"Make it so." With those stirring words, Capt. Jean-Luc Picard launches the starship USS Enterprise to yet another distant corner of the galaxy in search of knowledge and ever-higher ratings for "Star Trek: The Next Generation."
To boldly go where no one has gone before, every week, requires an awe-inspiring range of technology, from warp engines that push the Enterprise many times faster than the speed of light to food replicators that materialize cups of piping hot tea for the homesick Starfleet crew.
That technology is a big part of the television show's allure -- showing a world 400 years in the future where science and engineering have greatly improved the human condition.
But do we really have to wait until the 24th century for all these high-tech wonders?
Maybe not. Surprisingly, much of the futuristic equipment depicted on "Star Trek: The Next Generation" might arrive in our lifetimes. And some of it is being developed in Silicon Valley, Calif.
The production designers at Paramount Pictures in Los Angeles who create the "look and feel" of Star Trek have taken a deliberately conservative approach, introducing many concepts that are only 10 or 20 years from changing our lives. They have also struggled to portray a consistent vision that stays (mostly) within the bounds of scientific reality.
Two art directors on the show, Michael Okuda and Rick `f Sternbach, even wrote a book called "Star Trek: The Next Generation Technical Manual," published by Pocket Books in November, with detailed descriptions of such essential systems as the transporter and photon torpedoes.
"Star Trek" creator Gene Roddenberry, who died in October at age 70, always stressed a realistic approach to technology -- avoiding depictions of computers as long rows of blinking lights, for example, just because blinking lights look good on television.
"He wanted to show the technology being so extremely advanced that it was simple," says Mr. Okuda.
To get a sense of which elements of Star Trek technology will arrive in the next generation, we asked Silicon Valley experts.
Here are their answers.
* Technology: Two-way Video
What it does: Visual phone calls
Prospects: Almost in your living room
On "Star Trek," the crew doesn't just talk to aliens on nearby spaceships. They see each other on the giant viewscreen at the front of the main bridge.
This isn't a view of the future, except perhaps for the aliens. Corporations can now buy two-way videoconferencing systems for less than $50,000, and business meetings by video are starting to become much more commonplace.

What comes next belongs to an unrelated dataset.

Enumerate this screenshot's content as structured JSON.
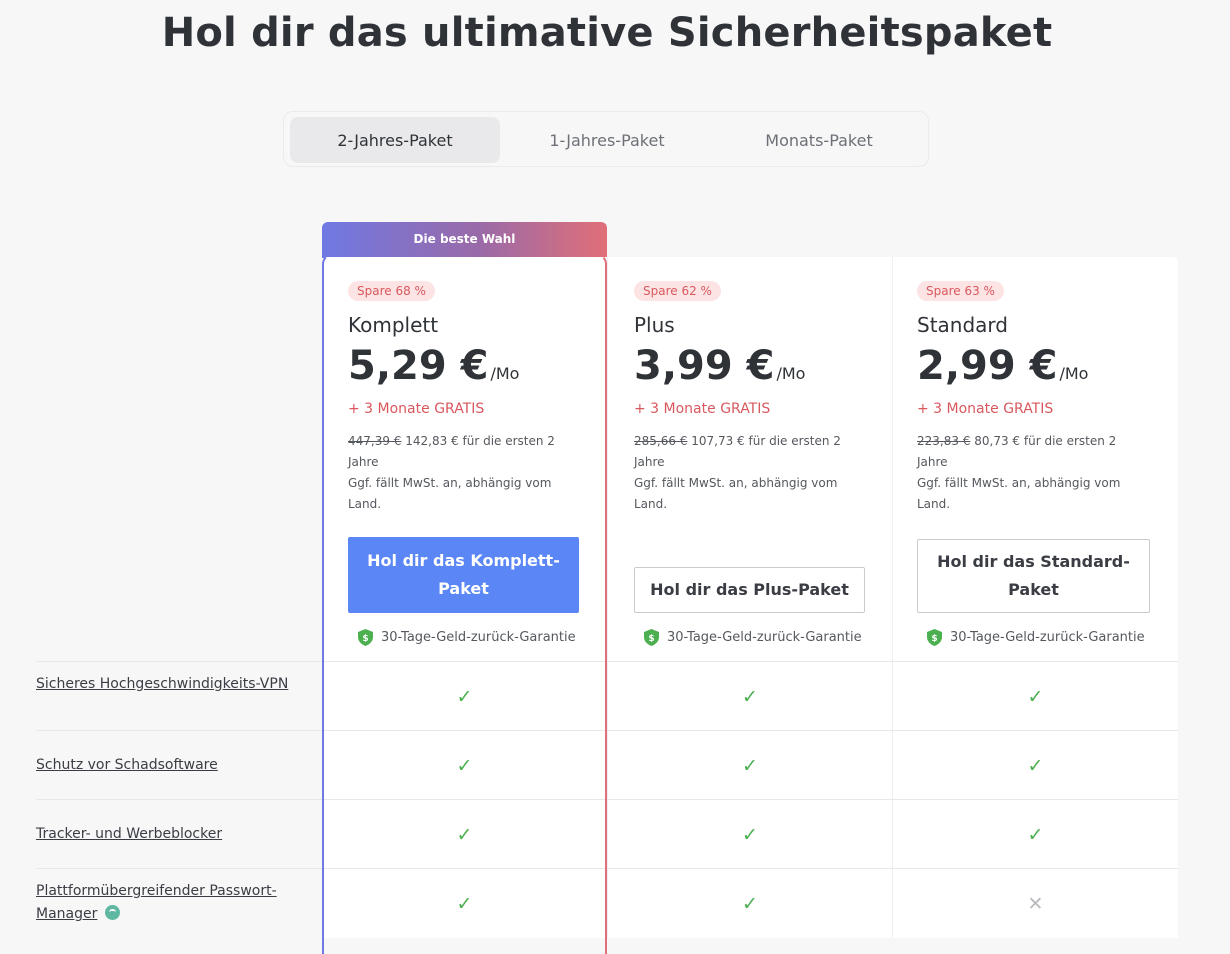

Next month, AT&T says, it will start shipping the $1,500 Videophone 2500, which can be installed on a regular phone line. That's prohibitively expensive for the mass market, but prices are likely to dip under $1,000 within two years.
John Walsh, senior vice president of Compression Labs Inc. in San Jose, Calif., says most home telephones will probably include a video screen within 10 years. CLI helped design the Videophone and is also working on video systems that will fit inside personal computers.
Two-way video will ultimately be used for much more than just face-to-face family telephone calls. The screens can be a source for all types of visual information, Mr. Walsh says -- anything from home shopping catalogs to highlights of a basketball game.
* Technology: Medical scanner
What it does: Instant diagnosis
With a medical tricorder from the Enterprise sick bay, just about anybody can be a doctor.
The handy little device, about the size of a videocassette, gives an instant diagnosis of almost any ailment or injury.
Medical technology might create something like the tricorder within the next century, perhaps based on positron emission tomography, or PET scanning, a new way of looking into the body that is just now reaching hospitals.
PET scanners can view bodily functions, such as heartbeat and brain activity, as they happen, unlike X-rays and other scanning technology that show only physical structures. Today, PET scanners are huge machines, but they might shrink.
Dr. Ralph Pelligra, chief medical officer at NASA's Ames Research Center in Mountain View, said the combination of a hand-held PET scanner and medical computer could provide instant medical evaluation.
"This is liable to run the doctor out of business, because anybody could make a diagnosis and start treatment," Dr. Pelligra said. Of course, he quickly added, medical science is likely to grow so complicated in the future that doctors would still be needed for the more difficult cases.
Another advance likely in the 21st century, rather than the 24th, is vision for the blind. On "Star Trek," blind Lt. Cmdr. Geordi LaForge wears a visor that transmits visual information directly to his optic nerve.
In 20 or 30 years, one researcher said, a small computer chip wired into the optic nerve could provide the blind with sufficient vision to detect motion and distinguish the rough outline of large objects.
Scientists have already created a device called a cochlear implant for the deaf that translates sound into electrical impulses piped to the inner ear.
Approximately 3,000 profoundly deaf patients are now getting at least a semblance of hearing from these cochlear implants.